Sterl v. Sears, 88 F. Supp. 431 (N.D. Tex. 1950)
February 9, 1950
United States District Court N. D. Texas, Amarillo Division.
*432 Underwood, Wilson, Sutton, Heare & Boyce, Amarillo, Tex., Hugh T. Lyle, Dumas, Tex., for plaintiffs.
Hazelwood & Richards, Amarillo, Tex., E. E. Coons, Stratford, Tex., for defendant.
DOOLEY, District Judge.
The plaintiffs own and sue defendant for possession of a section of land alleged to be worth $40,000. Diversity of citizenship is alleged. The defendant has filed a motion to dismiss saying that the amount actually in controversy is less than $3,000, exclusive of interest and costs.
The parties, when said motion was heard, stipulated that the plaintiffs own the fee title to said land and that said title is not an issue herein, but that the defendant only claims a tenancy, so that the controversy is confined to the right of possession. The defendant had the land leased for farm purposes on a share rental during the 1948-49 crop year, and contends that he still has it leased for the 1949-50 crop year, while the plaintiffs contend that the defendant is holding over wrongfully and without any valid lease for said last named crop year.
The mere rental value of the land is not at stake in this suit. In other words, the plaintiffs could lose the suit and still be entitled to demand and collect the rental consideration payable under the lease then and in that event held by the defendant. The value of the right of exclusive possession of the land for the year period in question measures the amount in controversy for the purposes of Federal jurisdiction. Marcus Brown Holding Co. v. Pollak, D. C. 272 F. 137; Battle v. Atkinson, C. C., 115 F. 384; Cappetta v. Atlantic Refining Co., D. C., 12 F. Supp. 89.

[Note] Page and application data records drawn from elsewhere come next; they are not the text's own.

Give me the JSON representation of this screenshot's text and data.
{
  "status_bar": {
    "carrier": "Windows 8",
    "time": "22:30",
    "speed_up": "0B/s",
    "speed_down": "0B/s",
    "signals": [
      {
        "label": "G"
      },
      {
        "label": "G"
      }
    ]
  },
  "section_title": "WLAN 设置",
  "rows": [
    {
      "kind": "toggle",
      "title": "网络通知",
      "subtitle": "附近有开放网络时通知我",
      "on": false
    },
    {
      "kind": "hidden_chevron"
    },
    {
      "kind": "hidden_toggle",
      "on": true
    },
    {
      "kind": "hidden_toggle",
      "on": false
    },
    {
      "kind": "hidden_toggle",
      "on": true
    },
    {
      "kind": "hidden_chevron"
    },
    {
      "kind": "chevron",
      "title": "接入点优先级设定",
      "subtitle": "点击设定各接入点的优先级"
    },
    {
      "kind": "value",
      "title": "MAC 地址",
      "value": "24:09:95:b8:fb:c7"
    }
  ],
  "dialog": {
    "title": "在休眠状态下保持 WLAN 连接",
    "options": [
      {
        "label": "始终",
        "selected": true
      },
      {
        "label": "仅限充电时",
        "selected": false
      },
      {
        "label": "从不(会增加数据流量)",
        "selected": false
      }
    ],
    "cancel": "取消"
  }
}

The evidence shows that the use and possession of the land for the year period in question under the lease rights claimed by defendant would reasonably be of a value well over $3,000 to him, although the rental yield to the plaintiffs for said year under said alleged lease would doubtless be materially less than $3,000. No good reason is seen, however, to presume affirmatively that said rental proceeds would also equal the use and possession value of the land from the standpoint of plaintiffs. In fact, theoretically, the use and possession value thereof should be worth as much or more to the plaintiffs as to the defendant. Yet that question is in some quandary since the defendant, as shown by his past practice, would have personal charge in the use and possession of the land, but the plaintiffs live in a distant state and evidently would needs make use of the land through hired workers or by leasing to another tenant. In other words, the inquiry is not so clearly defined as to the plaintiffs, but the rule is that the jurisdictional test of the amount in controversy takes in view the pecuniary result to either party in the suit. It is clear that what the defendant has at stake and stands to lose in this suit is to him of a value and worth sufficient to sustain the jurisdiction of the court. Ronzio v. Denver & R. G. W. R. Co., 10 Cir., 116 F.2d 604.

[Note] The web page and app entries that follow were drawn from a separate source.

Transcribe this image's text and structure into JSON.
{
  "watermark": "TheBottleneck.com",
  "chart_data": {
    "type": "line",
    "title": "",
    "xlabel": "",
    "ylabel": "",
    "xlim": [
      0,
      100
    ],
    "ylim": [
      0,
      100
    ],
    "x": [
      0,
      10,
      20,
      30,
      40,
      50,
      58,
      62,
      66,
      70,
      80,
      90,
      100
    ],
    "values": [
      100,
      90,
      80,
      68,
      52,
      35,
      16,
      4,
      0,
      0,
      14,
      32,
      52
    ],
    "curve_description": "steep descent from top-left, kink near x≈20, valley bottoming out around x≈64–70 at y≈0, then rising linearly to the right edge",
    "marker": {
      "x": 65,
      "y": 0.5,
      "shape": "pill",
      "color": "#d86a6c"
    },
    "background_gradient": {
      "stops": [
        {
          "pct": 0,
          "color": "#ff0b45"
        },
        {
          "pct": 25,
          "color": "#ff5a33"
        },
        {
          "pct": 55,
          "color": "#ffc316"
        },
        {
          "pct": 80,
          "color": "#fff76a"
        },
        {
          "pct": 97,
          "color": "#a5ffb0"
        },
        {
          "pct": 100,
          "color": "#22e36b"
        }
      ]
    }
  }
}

The defendant's motion to dismiss accordingly will be overruled.